Top of Raw data

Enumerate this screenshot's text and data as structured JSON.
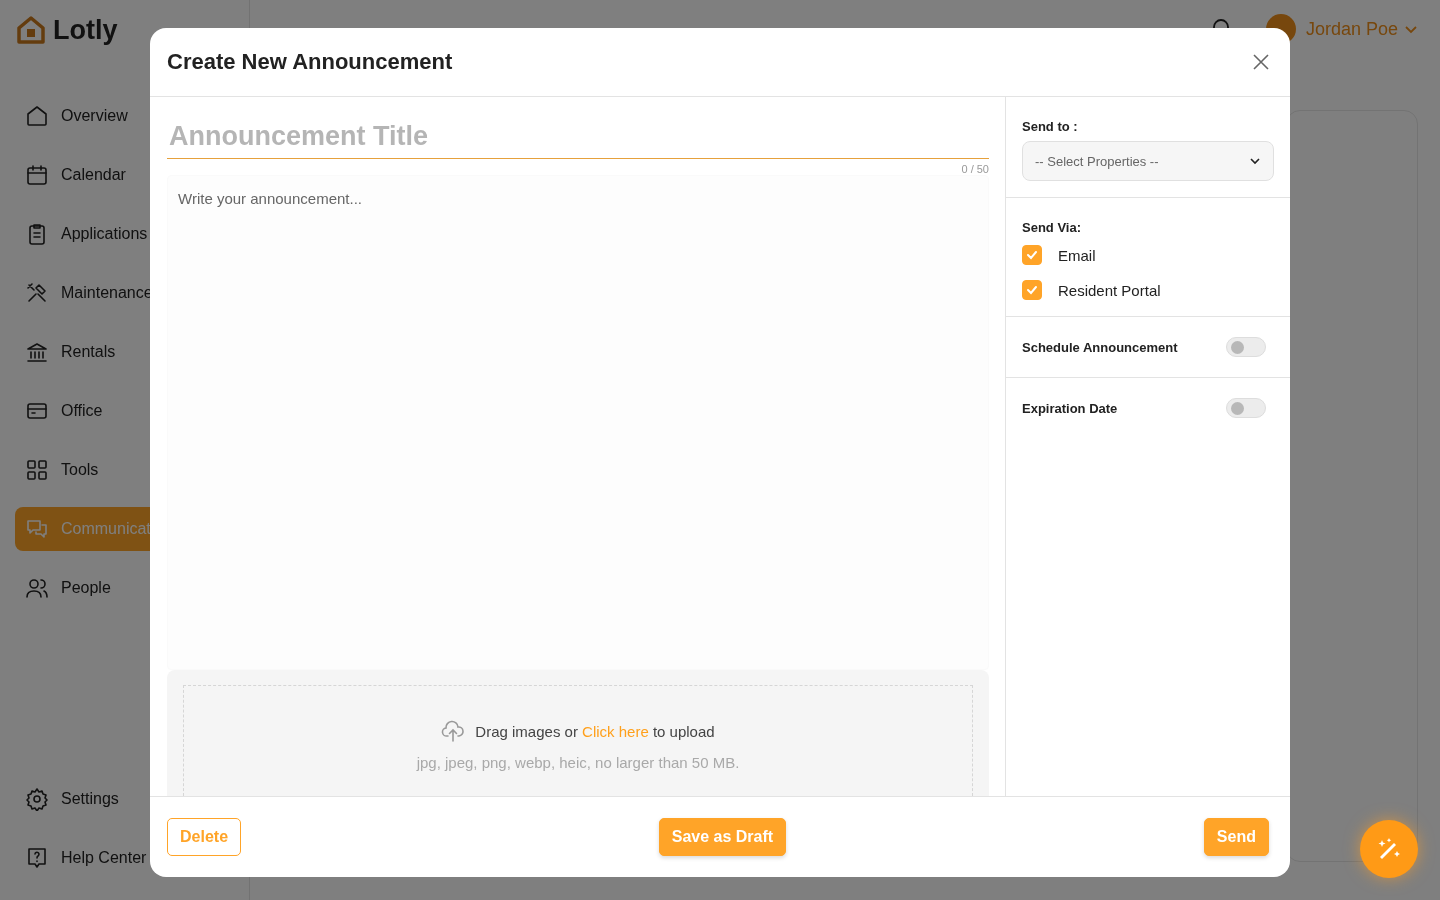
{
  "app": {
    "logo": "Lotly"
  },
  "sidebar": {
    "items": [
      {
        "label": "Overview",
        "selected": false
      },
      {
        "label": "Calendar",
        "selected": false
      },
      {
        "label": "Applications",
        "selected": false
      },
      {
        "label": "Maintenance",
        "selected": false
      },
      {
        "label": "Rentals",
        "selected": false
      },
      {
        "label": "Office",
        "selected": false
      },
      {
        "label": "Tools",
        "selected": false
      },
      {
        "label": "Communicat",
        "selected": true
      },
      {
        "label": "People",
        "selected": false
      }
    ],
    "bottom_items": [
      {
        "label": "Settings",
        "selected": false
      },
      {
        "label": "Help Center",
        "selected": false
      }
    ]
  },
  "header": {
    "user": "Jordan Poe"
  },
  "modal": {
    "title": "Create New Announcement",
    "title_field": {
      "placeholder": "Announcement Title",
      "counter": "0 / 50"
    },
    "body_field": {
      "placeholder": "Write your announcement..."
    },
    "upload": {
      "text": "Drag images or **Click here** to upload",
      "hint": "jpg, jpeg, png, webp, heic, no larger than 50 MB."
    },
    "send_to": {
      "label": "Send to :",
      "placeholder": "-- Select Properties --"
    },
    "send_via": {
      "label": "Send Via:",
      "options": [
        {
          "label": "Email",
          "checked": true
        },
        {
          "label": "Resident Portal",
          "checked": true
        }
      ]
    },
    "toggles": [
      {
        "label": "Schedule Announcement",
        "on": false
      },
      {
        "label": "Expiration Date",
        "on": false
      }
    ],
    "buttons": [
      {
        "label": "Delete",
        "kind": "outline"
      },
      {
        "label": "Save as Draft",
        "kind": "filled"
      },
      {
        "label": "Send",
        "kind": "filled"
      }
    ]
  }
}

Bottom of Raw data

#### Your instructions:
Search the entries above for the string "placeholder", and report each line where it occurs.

#### Exercise response:
      "placeholder": "Announcement Title",
      "placeholder": "Write your announcement..."
      "placeholder": "-- Select Properties --"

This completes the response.